There are also articles on the site written by the counsellors, as well as comprehensive information on all kinds of distress: from depression to eating disorders, to help people identify their problems and become informed, not scared.


Brian Daniel said...

A NEW Positive Divorce Recovery Book for Your Clients
and Website Visitors

I know that you may prefer your own materials for your website here, but if it is OK for me to pitch my book here too, I would really appreciate a chance here, and THANKS for that!

I was hoping you might have some interest in my book too as another source of help. I can offer you affiliate sales through my website and Pay Pal account and can return an extra discount to you and your members in addition to my own website offer below.

I have just published a book on divorce recovery called "Yes, There Is an Upside of Divorce, It Can Be Your Second Chance at Life!" You can search "upside of divorce" on Amazon and read the great reviews I have there. One of my top 5-Star ratings is from Tracy, who is the owner of a national web support group called Woman’s Divorce (com) and has used parts of my chapters for her members going through divorce.

My book discusses my own divorce and helps my readers get through the most common and difficult downsides so that they can then “see” the many more UPSIDES there are in their divorce or separation. My book spends most of its chapters on the positive ways to move on to a happier and more enjoyable rest-of-life.

I have sold over a hundred copies locally and received the same great feedback, including a many or so to various divorce recovery websites, group workshops and libraries.

I am hoping you may want to buy some copies too to provide some other good help and support to your divorced members of your website. And perhaps they may want to buy their own copy as well.

For just $12 or so, my book could be another reference book or a gift of help from you to your website members and other family and friends suffering through their divorce or separation. I’m sure most, if not all of them, will find some good help in my book.
Book Discounts are available on my own website, Self-Help-Products-and-Services (com) where you can save $2 to $5 off Amazon’s costs per book.

If there are other people you think I should contact or those who may want to contact me, please let me know.

Again, Thanks for a chance here to help someone.

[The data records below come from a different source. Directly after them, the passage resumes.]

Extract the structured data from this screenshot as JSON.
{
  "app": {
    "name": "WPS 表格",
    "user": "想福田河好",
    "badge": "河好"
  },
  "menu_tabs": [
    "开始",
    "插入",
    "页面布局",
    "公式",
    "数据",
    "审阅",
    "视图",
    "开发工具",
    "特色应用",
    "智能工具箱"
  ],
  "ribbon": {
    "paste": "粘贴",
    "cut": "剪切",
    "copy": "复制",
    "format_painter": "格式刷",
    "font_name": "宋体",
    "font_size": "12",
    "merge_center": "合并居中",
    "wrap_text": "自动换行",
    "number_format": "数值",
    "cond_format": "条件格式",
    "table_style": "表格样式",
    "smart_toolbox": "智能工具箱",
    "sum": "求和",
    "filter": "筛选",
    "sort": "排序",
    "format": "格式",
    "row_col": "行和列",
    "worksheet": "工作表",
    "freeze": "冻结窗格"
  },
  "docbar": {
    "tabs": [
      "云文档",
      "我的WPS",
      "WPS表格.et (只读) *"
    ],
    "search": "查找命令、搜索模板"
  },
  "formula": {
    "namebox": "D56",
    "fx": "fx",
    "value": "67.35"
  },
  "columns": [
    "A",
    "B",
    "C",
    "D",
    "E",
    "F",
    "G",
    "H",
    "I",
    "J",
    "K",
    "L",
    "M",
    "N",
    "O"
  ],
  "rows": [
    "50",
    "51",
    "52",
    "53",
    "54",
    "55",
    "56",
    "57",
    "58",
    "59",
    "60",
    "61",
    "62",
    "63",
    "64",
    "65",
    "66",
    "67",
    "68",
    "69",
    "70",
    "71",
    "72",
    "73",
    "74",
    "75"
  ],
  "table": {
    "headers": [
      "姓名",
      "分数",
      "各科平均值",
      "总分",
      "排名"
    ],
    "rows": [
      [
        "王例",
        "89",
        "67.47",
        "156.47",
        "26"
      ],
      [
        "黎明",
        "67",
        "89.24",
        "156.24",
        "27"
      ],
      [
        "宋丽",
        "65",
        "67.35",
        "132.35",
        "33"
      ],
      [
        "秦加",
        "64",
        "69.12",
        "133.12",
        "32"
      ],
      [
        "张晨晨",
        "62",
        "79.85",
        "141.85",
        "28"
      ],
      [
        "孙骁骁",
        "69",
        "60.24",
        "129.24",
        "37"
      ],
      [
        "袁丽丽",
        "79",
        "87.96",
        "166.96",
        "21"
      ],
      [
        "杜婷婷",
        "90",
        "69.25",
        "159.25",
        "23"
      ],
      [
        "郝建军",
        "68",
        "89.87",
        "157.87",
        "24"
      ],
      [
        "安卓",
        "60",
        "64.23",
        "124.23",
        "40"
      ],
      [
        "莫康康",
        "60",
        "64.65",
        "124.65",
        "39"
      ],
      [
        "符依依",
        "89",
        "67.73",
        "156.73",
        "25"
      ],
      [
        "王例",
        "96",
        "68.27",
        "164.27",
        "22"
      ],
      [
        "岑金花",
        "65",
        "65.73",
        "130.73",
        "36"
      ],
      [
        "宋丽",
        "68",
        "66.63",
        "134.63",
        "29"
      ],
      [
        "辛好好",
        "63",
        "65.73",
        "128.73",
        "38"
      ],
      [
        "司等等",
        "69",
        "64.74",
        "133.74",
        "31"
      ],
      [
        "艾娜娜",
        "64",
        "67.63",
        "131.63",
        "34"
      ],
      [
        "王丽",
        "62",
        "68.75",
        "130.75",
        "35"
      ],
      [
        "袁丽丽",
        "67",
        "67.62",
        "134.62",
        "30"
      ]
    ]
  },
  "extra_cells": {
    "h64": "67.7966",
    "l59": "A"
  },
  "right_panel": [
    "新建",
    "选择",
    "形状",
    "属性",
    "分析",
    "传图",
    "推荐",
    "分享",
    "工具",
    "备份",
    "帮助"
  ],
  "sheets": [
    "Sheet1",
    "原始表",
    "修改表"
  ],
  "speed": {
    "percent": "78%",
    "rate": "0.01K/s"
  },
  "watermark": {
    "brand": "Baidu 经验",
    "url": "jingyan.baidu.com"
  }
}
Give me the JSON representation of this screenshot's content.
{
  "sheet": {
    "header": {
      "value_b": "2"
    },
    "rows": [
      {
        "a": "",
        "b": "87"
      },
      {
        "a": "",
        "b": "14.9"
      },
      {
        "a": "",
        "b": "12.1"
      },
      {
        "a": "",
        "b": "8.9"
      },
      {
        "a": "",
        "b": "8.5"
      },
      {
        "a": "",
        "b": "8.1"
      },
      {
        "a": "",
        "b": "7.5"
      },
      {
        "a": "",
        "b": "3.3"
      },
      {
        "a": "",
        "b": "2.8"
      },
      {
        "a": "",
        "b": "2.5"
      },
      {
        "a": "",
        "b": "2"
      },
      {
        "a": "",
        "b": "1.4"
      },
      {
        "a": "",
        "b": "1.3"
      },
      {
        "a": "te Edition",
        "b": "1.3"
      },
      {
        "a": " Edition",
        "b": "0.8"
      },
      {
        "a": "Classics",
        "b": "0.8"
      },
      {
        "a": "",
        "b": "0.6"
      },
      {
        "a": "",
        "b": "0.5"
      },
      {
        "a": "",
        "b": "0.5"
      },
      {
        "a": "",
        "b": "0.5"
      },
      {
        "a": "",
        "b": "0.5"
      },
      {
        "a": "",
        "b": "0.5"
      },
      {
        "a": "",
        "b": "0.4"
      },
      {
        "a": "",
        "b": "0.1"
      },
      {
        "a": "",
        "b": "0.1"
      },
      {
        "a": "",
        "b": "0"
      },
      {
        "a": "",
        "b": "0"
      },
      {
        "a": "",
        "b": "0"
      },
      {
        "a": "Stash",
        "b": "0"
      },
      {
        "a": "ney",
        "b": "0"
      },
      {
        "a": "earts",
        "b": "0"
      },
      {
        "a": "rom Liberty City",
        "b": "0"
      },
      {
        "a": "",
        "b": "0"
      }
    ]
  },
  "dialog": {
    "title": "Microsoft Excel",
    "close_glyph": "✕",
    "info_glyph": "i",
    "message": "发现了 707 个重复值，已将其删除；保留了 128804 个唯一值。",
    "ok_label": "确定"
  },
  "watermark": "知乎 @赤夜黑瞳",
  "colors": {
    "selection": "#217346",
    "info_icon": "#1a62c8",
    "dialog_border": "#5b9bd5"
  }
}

Sincerely, Brian Daniel

Email: james@self-help-products-and-services.com

Neil said...

I think this is an important post. Many divorce and family law practitioners are now realising that we act as gatekeepers not only to legal remedies but to a wider support arena.

That arena, I am trying not to call it a marketplace but essentially that is what it is, is populated with counsellors, coaches, therapists and the like.

I rarely meet with a new client without asking them what support they have got for themselves. At the very least I recommend speaking to their GP, almost as a matter of course, so that they can be on the look out for stress and depression. This is often a good, "safe" way of broaching possible referrals to other support profiessionals.

Carol Round said...

This article, along with others you have written on divorce, are very helpful to those who are going through one. I found that keeping a spiritual journal helped me to get through the pain after my 28-year marriage ended. I married too young, at 19, but stayed with him until the kids were grown. I didn't know any better. However, my faith has grown since I started journaling and learned to let go of the bitterness and anger. I have also written a book to help others through spiritual journaling.

Keep up the good work!
Carol Round